\frac{df_{2}}{dC_{A}} & \frac{df_{2}}{dC_{B}} & \frac{df_{2}}{dC_{C}} & \frac{df_{2}}{dC_{D}} & \frac{df_{2}}{dT}\\

\frac{df_{3}}{dC_{A}} & \frac{df_{3}}{dC_{B}} & \frac{df_{3}}{dC_{C}} & \frac{df_{3}}{dC_{D}} & \frac{df_{3}}{dT}\\

\frac{df_{4}}{dC_{A}} & \frac{df_{4}}{dC_{B}} & \frac{df_{4}}{dC_{C}} & \frac{df_{4}}{dC_{D}} & \frac{df_{4}}{dT}\\

\frac{df_{5}}{dC_{A}} & \frac{df_{5}}{dC_{B}} & \frac{df_{5}}{dC_{C}} & \frac{df_{5}}{dC_{D}} & \frac{df_{5}}{dT}

\end{bmatrix}

\)

\(

RHS=\begin{bmatrix}f_{1}(C_{A},C_{B},C_{C},C_{D,}T)\\

f_{2}(C_{A},C_{B},C_{C},C_{D,}T)\\

f_{3}(C_{A},C_{B},C_{C},C_{D},T)\\

f_{4}(C_{A},C_{B},C_{C},C_{D},T)\\

f_{5}(C_{A},C_{B},C_{C},C_{D},T)

\end{bmatrix}

\)

\(

\Delta x=\begin{bmatrix}\Delta C_{A}\\

\Delta C_{B}\\

\Delta C_{C}\\

\Delta C_{D}\\

\Delta T

\end{bmatrix}

\)

First, a guess of \( C_{A\, j+1}\), \( C_{B\, j+1}\), \( C_{C\, j+1}\),\( C_{D\, j+1} \) and T are required. The jacobian matrix J and the RHS vector are calculated. The derivatives in the jacobian matrix were calculated using the forward difference approximation.

Now that we have all the necessary terms, we can solve for the vector \( \Delta x\). This is a vector of updates to our initial guesses. We add these updates to our original guesses and reconstruct the jacobian and RHS terms with the new, better values. This process is repeated until the updates become small. This means that we have converged to the solution, within a given tolerance.

By repeating this process at each time step, we solve for \( C_{A}\), \( C_{B}\), \( C_{C}\), \( C_{D} \), and T over time. The solution is plotted above.

### The Simulation

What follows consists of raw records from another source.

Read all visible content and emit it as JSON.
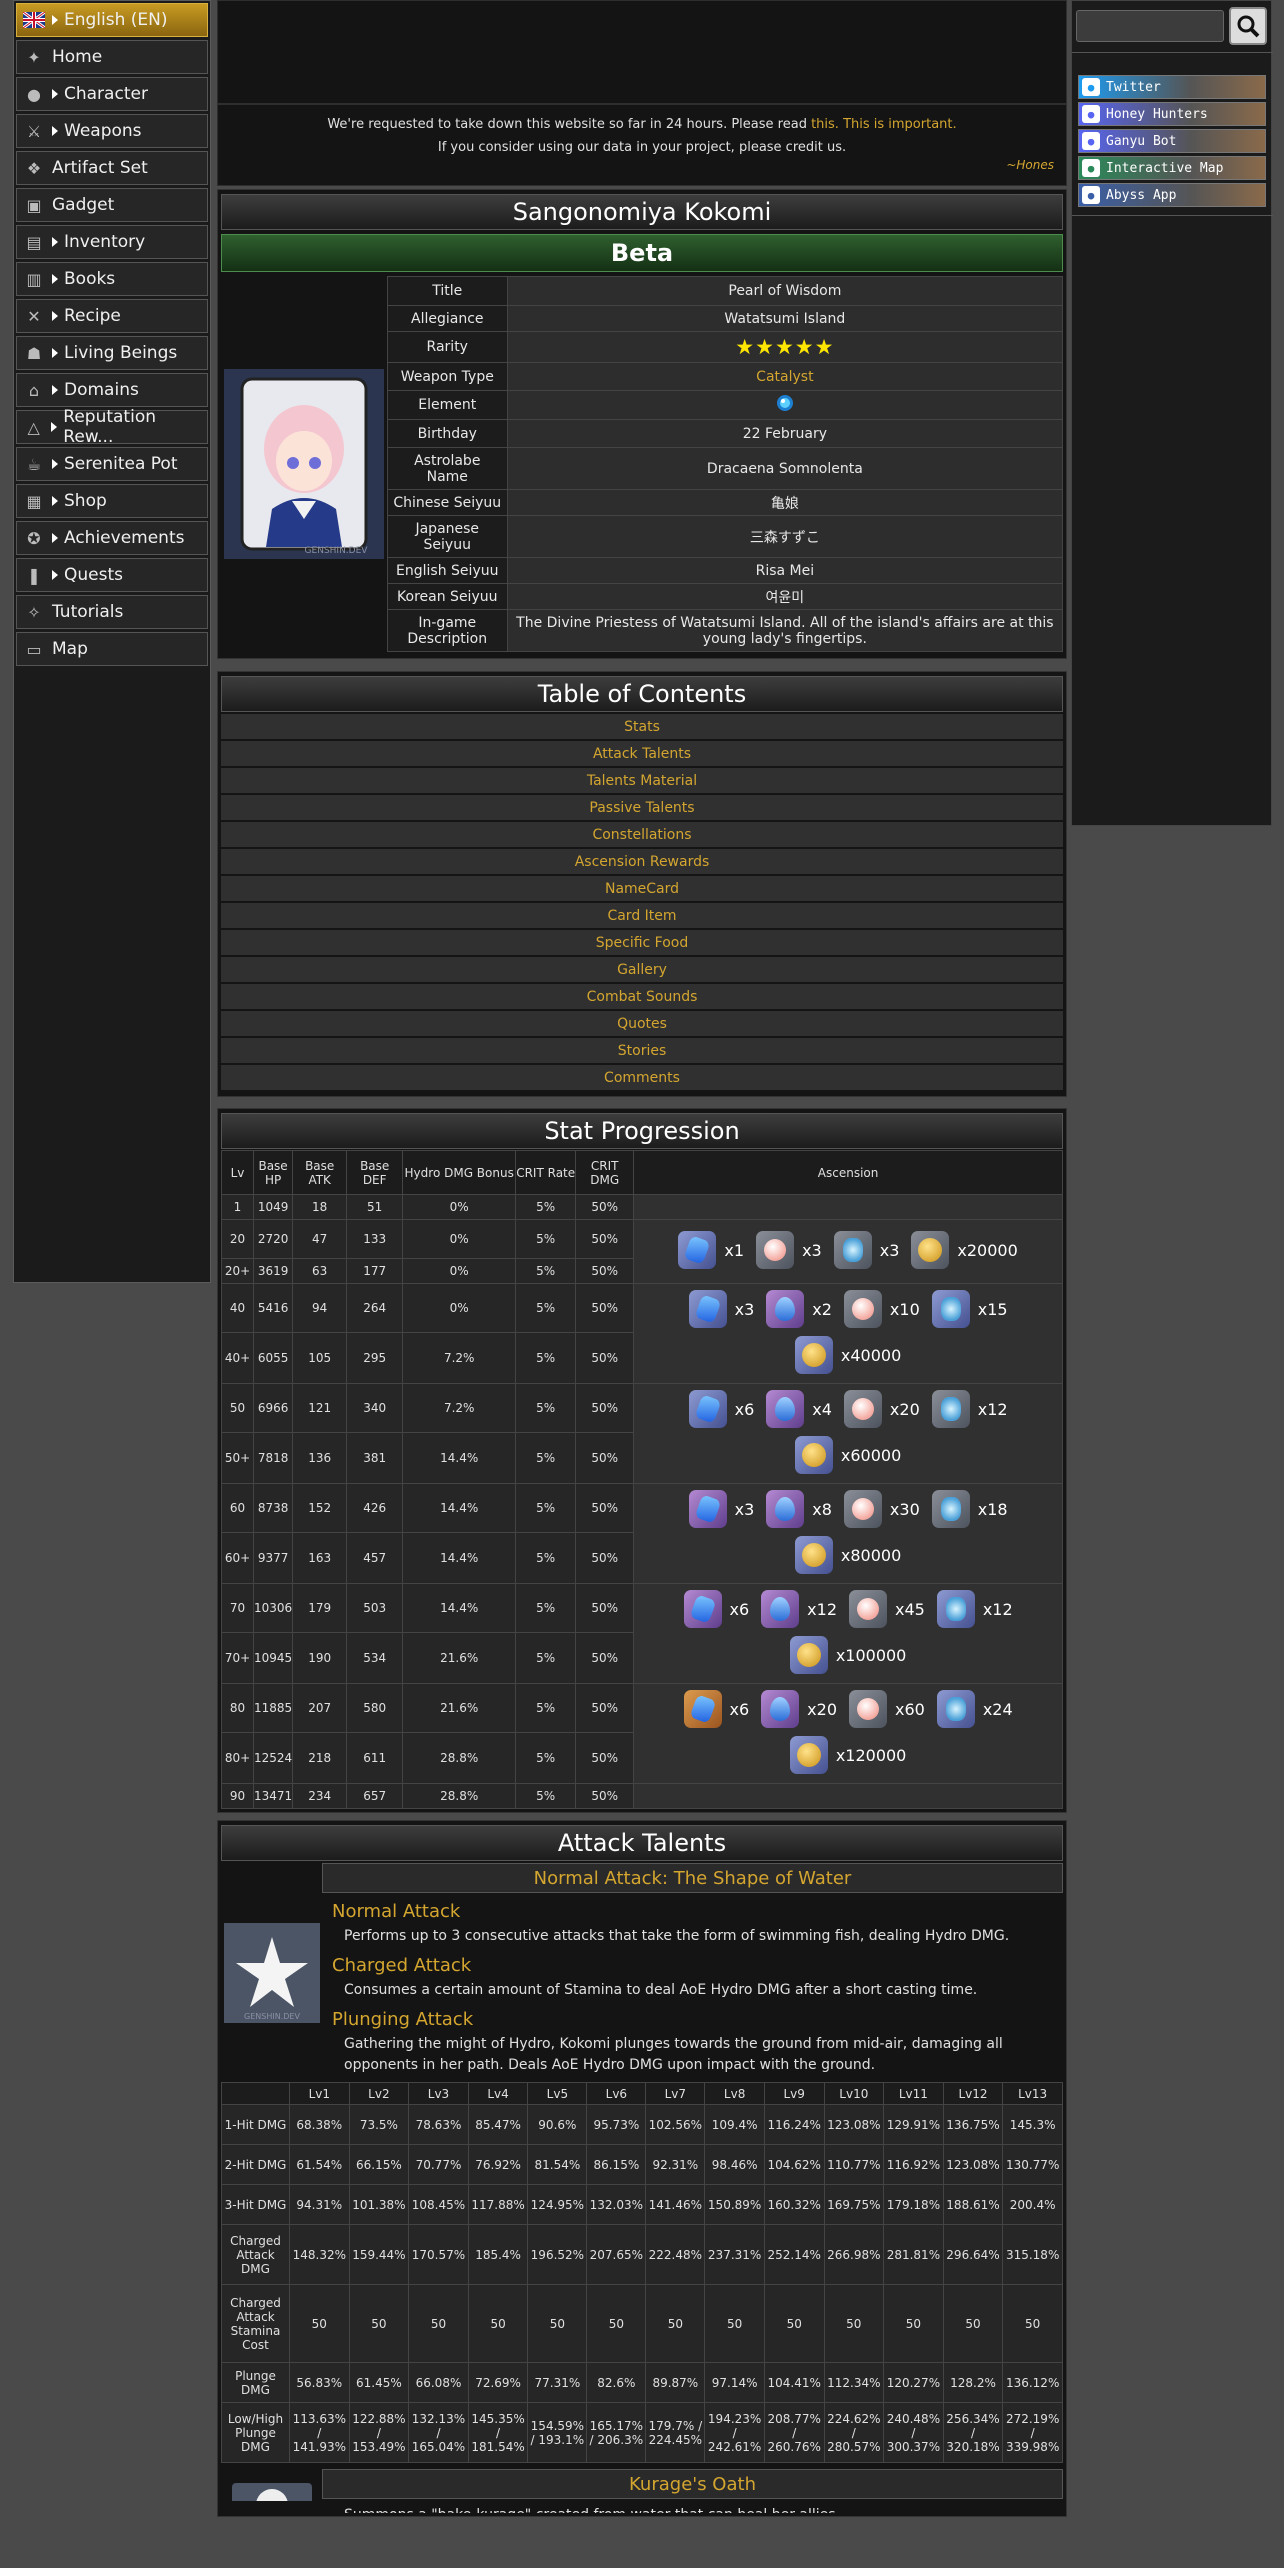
{
  "sidebar": {
    "items": [
      {
        "label": "English (EN)",
        "icon": "uk-flag-icon",
        "arrow": true,
        "active": true
      },
      {
        "label": "Home",
        "icon": "star-icon",
        "arrow": false
      },
      {
        "label": "Character",
        "icon": "character-icon",
        "arrow": true
      },
      {
        "label": "Weapons",
        "icon": "sword-icon",
        "arrow": true
      },
      {
        "label": "Artifact Set",
        "icon": "artifact-icon",
        "arrow": false
      },
      {
        "label": "Gadget",
        "icon": "gadget-icon",
        "arrow": false
      },
      {
        "label": "Inventory",
        "icon": "bag-icon",
        "arrow": true
      },
      {
        "label": "Books",
        "icon": "book-icon",
        "arrow": true
      },
      {
        "label": "Recipe",
        "icon": "fork-knife-icon",
        "arrow": true
      },
      {
        "label": "Living Beings",
        "icon": "monster-icon",
        "arrow": true
      },
      {
        "label": "Domains",
        "icon": "domain-icon",
        "arrow": true
      },
      {
        "label": "Reputation Rew...",
        "icon": "reputation-icon",
        "arrow": true
      },
      {
        "label": "Serenitea Pot",
        "icon": "teapot-icon",
        "arrow": true
      },
      {
        "label": "Shop",
        "icon": "shop-icon",
        "arrow": true
      },
      {
        "label": "Achievements",
        "icon": "achievement-icon",
        "arrow": true
      },
      {
        "label": "Quests",
        "icon": "quest-icon",
        "arrow": true
      },
      {
        "label": "Tutorials",
        "icon": "tutorial-icon",
        "arrow": false
      },
      {
        "label": "Map",
        "icon": "map-icon",
        "arrow": false
      }
    ]
  },
  "notice": {
    "line1": "We're requested to take down this website so far in 24 hours. Please read ",
    "link": "this. This is important.",
    "line2": "If you consider using our data in your project, please credit us.",
    "signature": "~Hones"
  },
  "character": {
    "name": "Sangonomiya Kokomi",
    "badge": "Beta",
    "watermark": "GENSHIN.DEV",
    "info": [
      {
        "k": "Title",
        "v": "Pearl of Wisdom"
      },
      {
        "k": "Allegiance",
        "v": "Watatsumi Island"
      },
      {
        "k": "Rarity",
        "v": "★★★★★",
        "stars": true
      },
      {
        "k": "Weapon Type",
        "v": "Catalyst",
        "gold": true
      },
      {
        "k": "Element",
        "v": "",
        "element": true
      },
      {
        "k": "Birthday",
        "v": "22 February"
      },
      {
        "k": "Astrolabe Name",
        "v": "Dracaena Somnolenta"
      },
      {
        "k": "Chinese Seiyuu",
        "v": "亀娘"
      },
      {
        "k": "Japanese Seiyuu",
        "v": "三森すずこ"
      },
      {
        "k": "English Seiyuu",
        "v": "Risa Mei"
      },
      {
        "k": "Korean Seiyuu",
        "v": "여윤미"
      },
      {
        "k": "In-game Description",
        "v": "The Divine Priestess of Watatsumi Island. All of the island's affairs are at this young lady's fingertips."
      }
    ]
  },
  "toc": {
    "title": "Table of Contents",
    "items": [
      "Stats",
      "Attack Talents",
      "Talents Material",
      "Passive Talents",
      "Constellations",
      "Ascension Rewards",
      "NameCard",
      "Card Item",
      "Specific Food",
      "Gallery",
      "Combat Sounds",
      "Quotes",
      "Stories",
      "Comments"
    ]
  },
  "stats": {
    "title": "Stat Progression",
    "headers": [
      "Lv",
      "Base HP",
      "Base ATK",
      "Base DEF",
      "Hydro DMG Bonus",
      "CRIT Rate",
      "CRIT DMG",
      "Ascension"
    ],
    "rows": [
      [
        "1",
        "1049",
        "18",
        "51",
        "0%",
        "5%",
        "50%"
      ],
      [
        "20",
        "2720",
        "47",
        "133",
        "0%",
        "5%",
        "50%"
      ],
      [
        "20+",
        "3619",
        "63",
        "177",
        "0%",
        "5%",
        "50%"
      ],
      [
        "40",
        "5416",
        "94",
        "264",
        "0%",
        "5%",
        "50%"
      ],
      [
        "40+",
        "6055",
        "105",
        "295",
        "7.2%",
        "5%",
        "50%"
      ],
      [
        "50",
        "6966",
        "121",
        "340",
        "7.2%",
        "5%",
        "50%"
      ],
      [
        "50+",
        "7818",
        "136",
        "381",
        "14.4%",
        "5%",
        "50%"
      ],
      [
        "60",
        "8738",
        "152",
        "426",
        "14.4%",
        "5%",
        "50%"
      ],
      [
        "60+",
        "9377",
        "163",
        "457",
        "14.4%",
        "5%",
        "50%"
      ],
      [
        "70",
        "10306",
        "179",
        "503",
        "14.4%",
        "5%",
        "50%"
      ],
      [
        "70+",
        "10945",
        "190",
        "534",
        "21.6%",
        "5%",
        "50%"
      ],
      [
        "80",
        "11885",
        "207",
        "580",
        "21.6%",
        "5%",
        "50%"
      ],
      [
        "80+",
        "12524",
        "218",
        "611",
        "28.8%",
        "5%",
        "50%"
      ],
      [
        "90",
        "13471",
        "234",
        "657",
        "28.8%",
        "5%",
        "50%"
      ]
    ],
    "ascensions": [
      {
        "lines": [
          [
            {
              "c": "blue",
              "g": "gem",
              "q": "x1"
            },
            {
              "c": "gray",
              "g": "pearl",
              "q": "x3"
            },
            {
              "c": "gray",
              "g": "spec",
              "q": "x3"
            },
            {
              "c": "gray",
              "g": "coin",
              "q": "x20000"
            }
          ]
        ]
      },
      {
        "lines": [
          [
            {
              "c": "blue",
              "g": "gem",
              "q": "x3"
            },
            {
              "c": "purple",
              "g": "drop",
              "q": "x2"
            },
            {
              "c": "gray",
              "g": "pearl",
              "q": "x10"
            },
            {
              "c": "blue",
              "g": "spec",
              "q": "x15"
            }
          ],
          [
            {
              "c": "blue",
              "g": "coin",
              "q": "x40000"
            }
          ]
        ]
      },
      {
        "lines": [
          [
            {
              "c": "blue",
              "g": "gem",
              "q": "x6"
            },
            {
              "c": "purple",
              "g": "drop",
              "q": "x4"
            },
            {
              "c": "gray",
              "g": "pearl",
              "q": "x20"
            },
            {
              "c": "gray",
              "g": "spec",
              "q": "x12"
            }
          ],
          [
            {
              "c": "blue",
              "g": "coin",
              "q": "x60000"
            }
          ]
        ]
      },
      {
        "lines": [
          [
            {
              "c": "purple",
              "g": "gem",
              "q": "x3"
            },
            {
              "c": "purple",
              "g": "drop",
              "q": "x8"
            },
            {
              "c": "gray",
              "g": "pearl",
              "q": "x30"
            },
            {
              "c": "gray",
              "g": "spec",
              "q": "x18"
            }
          ],
          [
            {
              "c": "blue",
              "g": "coin",
              "q": "x80000"
            }
          ]
        ]
      },
      {
        "lines": [
          [
            {
              "c": "purple",
              "g": "gem",
              "q": "x6"
            },
            {
              "c": "purple",
              "g": "drop",
              "q": "x12"
            },
            {
              "c": "gray",
              "g": "pearl",
              "q": "x45"
            },
            {
              "c": "blue",
              "g": "spec",
              "q": "x12"
            }
          ],
          [
            {
              "c": "blue",
              "g": "coin",
              "q": "x100000"
            }
          ]
        ]
      },
      {
        "lines": [
          [
            {
              "c": "orange",
              "g": "gem",
              "q": "x6"
            },
            {
              "c": "purple",
              "g": "drop",
              "q": "x20"
            },
            {
              "c": "gray",
              "g": "pearl",
              "q": "x60"
            },
            {
              "c": "blue",
              "g": "spec",
              "q": "x24"
            }
          ],
          [
            {
              "c": "blue",
              "g": "coin",
              "q": "x120000"
            }
          ]
        ]
      }
    ]
  },
  "talents": {
    "title": "Attack Talents",
    "talent1": {
      "header": "Normal Attack: The Shape of Water",
      "watermark": "GENSHIN.DEV",
      "sections": [
        {
          "name": "Normal Attack",
          "desc": "Performs up to 3 consecutive attacks that take the form of swimming fish, dealing Hydro DMG."
        },
        {
          "name": "Charged Attack",
          "desc": "Consumes a certain amount of Stamina to deal AoE Hydro DMG after a short casting time."
        },
        {
          "name": "Plunging Attack",
          "desc": "Gathering the might of Hydro, Kokomi plunges towards the ground from mid-air, damaging all opponents in her path. Deals AoE Hydro DMG upon impact with the ground."
        }
      ],
      "levels": [
        "",
        "Lv1",
        "Lv2",
        "Lv3",
        "Lv4",
        "Lv5",
        "Lv6",
        "Lv7",
        "Lv8",
        "Lv9",
        "Lv10",
        "Lv11",
        "Lv12",
        "Lv13"
      ],
      "rows": [
        [
          "1-Hit DMG",
          "68.38%",
          "73.5%",
          "78.63%",
          "85.47%",
          "90.6%",
          "95.73%",
          "102.56%",
          "109.4%",
          "116.24%",
          "123.08%",
          "129.91%",
          "136.75%",
          "145.3%"
        ],
        [
          "2-Hit DMG",
          "61.54%",
          "66.15%",
          "70.77%",
          "76.92%",
          "81.54%",
          "86.15%",
          "92.31%",
          "98.46%",
          "104.62%",
          "110.77%",
          "116.92%",
          "123.08%",
          "130.77%"
        ],
        [
          "3-Hit DMG",
          "94.31%",
          "101.38%",
          "108.45%",
          "117.88%",
          "124.95%",
          "132.03%",
          "141.46%",
          "150.89%",
          "160.32%",
          "169.75%",
          "179.18%",
          "188.61%",
          "200.4%"
        ],
        [
          "Charged Attack DMG",
          "148.32%",
          "159.44%",
          "170.57%",
          "185.4%",
          "196.52%",
          "207.65%",
          "222.48%",
          "237.31%",
          "252.14%",
          "266.98%",
          "281.81%",
          "296.64%",
          "315.18%"
        ],
        [
          "Charged Attack Stamina Cost",
          "50",
          "50",
          "50",
          "50",
          "50",
          "50",
          "50",
          "50",
          "50",
          "50",
          "50",
          "50",
          "50"
        ],
        [
          "Plunge DMG",
          "56.83%",
          "61.45%",
          "66.08%",
          "72.69%",
          "77.31%",
          "82.6%",
          "89.87%",
          "97.14%",
          "104.41%",
          "112.34%",
          "120.27%",
          "128.2%",
          "136.12%"
        ],
        [
          "Low/High Plunge DMG",
          "113.63% / 141.93%",
          "122.88% / 153.49%",
          "132.13% / 165.04%",
          "145.35% / 181.54%",
          "154.59% / 193.1%",
          "165.17% / 206.3%",
          "179.7% / 224.45%",
          "194.23% / 242.61%",
          "208.77% / 260.76%",
          "224.62% / 280.57%",
          "240.48% / 300.37%",
          "256.34% / 320.18%",
          "272.19% / 339.98%"
        ]
      ]
    },
    "talent2": {
      "header": "Kurage's Oath",
      "desc": "Summons a \"bake-kurage\" created from water that can heal her allies."
    }
  },
  "right": {
    "search_placeholder": "",
    "socials": [
      {
        "label": "Twitter",
        "icon": "twitter-icon",
        "color": "#1d9bf0"
      },
      {
        "label": "Honey Hunters",
        "icon": "discord-icon",
        "color": "#5865f2"
      },
      {
        "label": "Ganyu Bot",
        "icon": "discord-icon",
        "color": "#5865f2"
      },
      {
        "label": "Interactive Map",
        "icon": "map-pin-icon",
        "color": "#2a8a5a"
      },
      {
        "label": "Abyss App",
        "icon": "abyss-icon",
        "color": "#3a5fa8"
      }
    ]
  }
}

Experiment with different values in the above simulation to see how the reaction will change. The simulation shows both inital reactor dynamics as well as the steady state values that are eventually reached. Try different values of the inital temperature to change the reaction rate. Experiment with changing the rate constant of the reaction to produce a higher or lower concentration of products at steady state. Adjust the flow rate and examine the change in the inital dynamics of the system. Examine how the steady state values react when you change the inlet concentration of one of the products or reactants. The heat into the system can also be adjusted.